Personal misrepresentation is a form of misconduct in which an individual misrepresents his/her qualifications, technical skills, and/or professional or educational achievements. The issue arises most frequently on resumes or curriculum vitae (academic version of a resume). Examples of personal misrepresentation include:
- Inflating one’s grade-point average (GPA), class rank, honors;
- Claiming expertise in a technical skill when one has only a superficial acquaintance with the technique or instrument; and/or
- Listing publications that have not yet even been written as “in preparation” or even more serious “submitted” or “in press.”
There are several important issues here. First, the fundamental problem with doing any of the above is that it is willful, considered, and dishonest as such it calls into question your moral character. Second, when an employer looks to hire someone with a specific skill, it is because they need someone with the expertise now to solve existing problems. If you don’t have the skills required, then you won’t be able to perform competently and most likely won’t have the job very long even if you were to be successful in getting hired. Consequently, the bottom line is that it is critical to accurately convey your qualifications. Don’t overstate your skills and/or accomplishments.
Perhaps no case is more gut-wrenching than the story told in 2000 by Joel Hardi in the Chronicle of Higher Education of Mr. Puneet Bhandari, a then Columbia University undergraduate, who in fall 1998 went to his anthropology professor Dr.Greg Downey with a story about why he was falling behind in his course.
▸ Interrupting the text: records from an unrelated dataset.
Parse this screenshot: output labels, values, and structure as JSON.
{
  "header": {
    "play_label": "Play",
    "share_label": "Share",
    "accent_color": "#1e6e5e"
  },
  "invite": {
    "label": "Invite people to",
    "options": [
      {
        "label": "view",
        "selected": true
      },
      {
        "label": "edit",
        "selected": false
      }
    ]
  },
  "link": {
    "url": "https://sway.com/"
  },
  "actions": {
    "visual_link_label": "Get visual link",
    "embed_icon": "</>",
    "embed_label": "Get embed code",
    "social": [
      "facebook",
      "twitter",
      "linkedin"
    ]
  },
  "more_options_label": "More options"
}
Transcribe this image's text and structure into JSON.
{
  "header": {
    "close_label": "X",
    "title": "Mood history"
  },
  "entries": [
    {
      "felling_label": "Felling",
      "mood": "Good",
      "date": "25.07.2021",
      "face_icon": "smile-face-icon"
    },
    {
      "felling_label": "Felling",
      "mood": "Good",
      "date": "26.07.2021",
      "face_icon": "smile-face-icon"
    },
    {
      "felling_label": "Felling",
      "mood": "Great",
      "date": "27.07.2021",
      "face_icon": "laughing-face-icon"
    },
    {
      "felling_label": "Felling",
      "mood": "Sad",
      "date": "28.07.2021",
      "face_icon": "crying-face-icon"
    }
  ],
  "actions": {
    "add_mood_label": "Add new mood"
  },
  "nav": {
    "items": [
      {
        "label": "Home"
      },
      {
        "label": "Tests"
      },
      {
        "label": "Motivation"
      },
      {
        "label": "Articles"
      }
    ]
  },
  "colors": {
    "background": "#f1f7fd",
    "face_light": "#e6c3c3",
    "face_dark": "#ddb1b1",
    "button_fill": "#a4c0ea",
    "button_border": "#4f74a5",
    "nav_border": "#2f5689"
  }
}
Mr. Bhandari told Dr. Downey that he and his twin brother, Parag, had been in a car accident and that his twin was on life support. Over the semester, as Mr. Bhandari fell behind, the story grew more grim with Parag eventually dying. Later, Mr. Bhandari asked Dr. Downey for a letter of recommendation for medical school in which Dr. Downey of course praised Mr. Bhandari’s courage in the face of his twin’s death. Apparently, Mr. Bhandari when asked about his brother in a medical school interviewer, told the interviewer his twin, an investment banker, was doing well. Confused, the interviewer contacted Columbia which initiated an investigation that revealed that Mr. Bhandari had told the same story in at least two other courses and which led to Mr. Bhandari’s dismissal from Columbia. Tragically one week after a story appeared in a local newspaper: Mr. Bhandari committed suicide by jumping in front of a train.
J. Hardi. (2000) Chronicle of Higher Education. April 14. “Student Who Was Suspended for Fabricating Twin’s Death Loses Suit Against Columbia U.”
J. Hardi. (2000) Chronicle of Higher Education. April 25. “Columbia U. Is Shaken by Suicide of Student Suspended for Fabricating Brother’s Death.”